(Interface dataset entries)
== Segment start ==
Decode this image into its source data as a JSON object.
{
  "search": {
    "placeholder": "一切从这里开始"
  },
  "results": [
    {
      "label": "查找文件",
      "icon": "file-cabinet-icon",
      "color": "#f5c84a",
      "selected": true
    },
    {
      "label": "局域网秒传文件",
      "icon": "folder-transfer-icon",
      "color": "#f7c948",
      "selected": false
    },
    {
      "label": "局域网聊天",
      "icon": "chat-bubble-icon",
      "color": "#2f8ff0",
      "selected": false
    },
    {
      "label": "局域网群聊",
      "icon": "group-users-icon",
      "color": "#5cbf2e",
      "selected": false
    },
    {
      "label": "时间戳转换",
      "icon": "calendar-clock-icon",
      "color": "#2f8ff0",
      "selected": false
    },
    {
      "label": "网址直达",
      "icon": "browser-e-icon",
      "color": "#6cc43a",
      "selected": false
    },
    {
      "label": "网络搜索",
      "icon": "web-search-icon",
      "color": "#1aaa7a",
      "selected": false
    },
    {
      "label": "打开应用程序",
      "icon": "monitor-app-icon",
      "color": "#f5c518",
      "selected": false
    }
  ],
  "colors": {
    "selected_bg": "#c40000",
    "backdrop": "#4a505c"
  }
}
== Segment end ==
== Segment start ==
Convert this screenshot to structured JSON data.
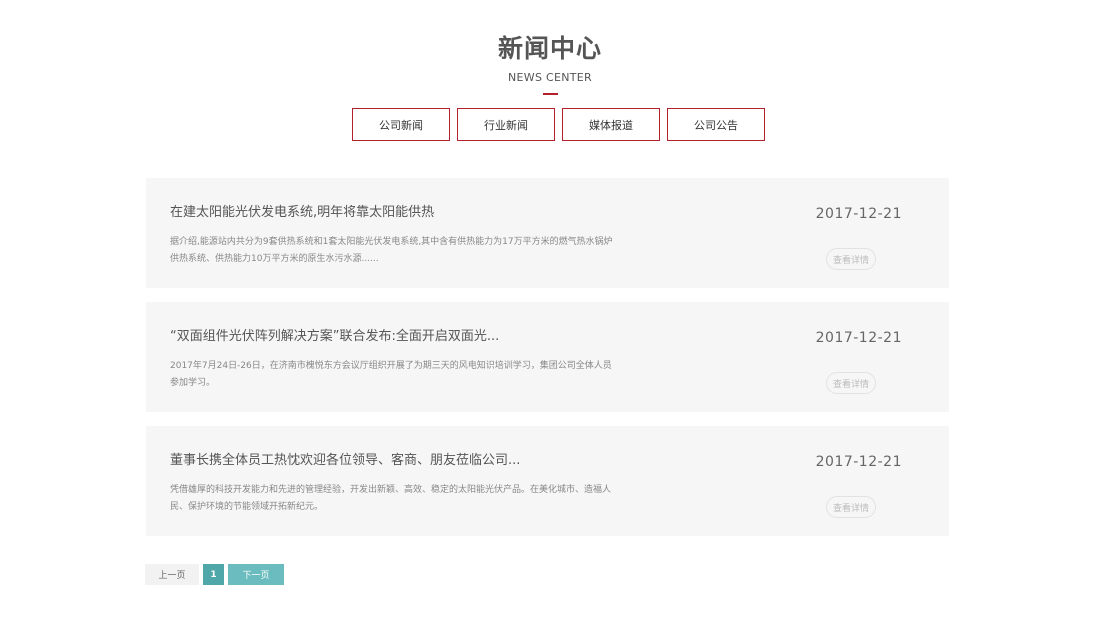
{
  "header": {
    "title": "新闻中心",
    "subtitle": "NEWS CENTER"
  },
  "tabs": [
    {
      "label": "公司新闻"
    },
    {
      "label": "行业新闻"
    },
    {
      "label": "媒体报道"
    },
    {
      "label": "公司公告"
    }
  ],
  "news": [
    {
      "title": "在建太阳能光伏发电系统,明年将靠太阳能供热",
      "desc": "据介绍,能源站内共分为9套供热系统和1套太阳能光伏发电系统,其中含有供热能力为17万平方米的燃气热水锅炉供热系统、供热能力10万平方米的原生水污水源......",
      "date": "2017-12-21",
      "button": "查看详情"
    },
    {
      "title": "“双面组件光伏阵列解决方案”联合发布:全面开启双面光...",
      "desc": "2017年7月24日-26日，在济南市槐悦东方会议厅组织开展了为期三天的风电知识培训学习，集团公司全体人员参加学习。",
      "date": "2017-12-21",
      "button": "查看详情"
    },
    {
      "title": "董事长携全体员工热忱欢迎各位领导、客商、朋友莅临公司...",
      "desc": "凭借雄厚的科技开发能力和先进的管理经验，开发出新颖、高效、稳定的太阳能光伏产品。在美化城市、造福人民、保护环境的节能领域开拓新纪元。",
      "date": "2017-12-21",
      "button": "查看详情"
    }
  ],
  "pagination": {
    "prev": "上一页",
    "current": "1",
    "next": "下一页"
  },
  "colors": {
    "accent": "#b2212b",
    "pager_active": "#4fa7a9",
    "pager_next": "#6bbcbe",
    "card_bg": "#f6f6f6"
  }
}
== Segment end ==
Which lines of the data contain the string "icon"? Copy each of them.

      "icon": "file-cabinet-icon",
      "icon": "folder-transfer-icon",
      "icon": "chat-bubble-icon",
      "icon": "group-users-icon",
      "icon": "calendar-clock-icon",
      "icon": "browser-e-icon",
      "icon": "web-search-icon",
      "icon": "monitor-app-icon",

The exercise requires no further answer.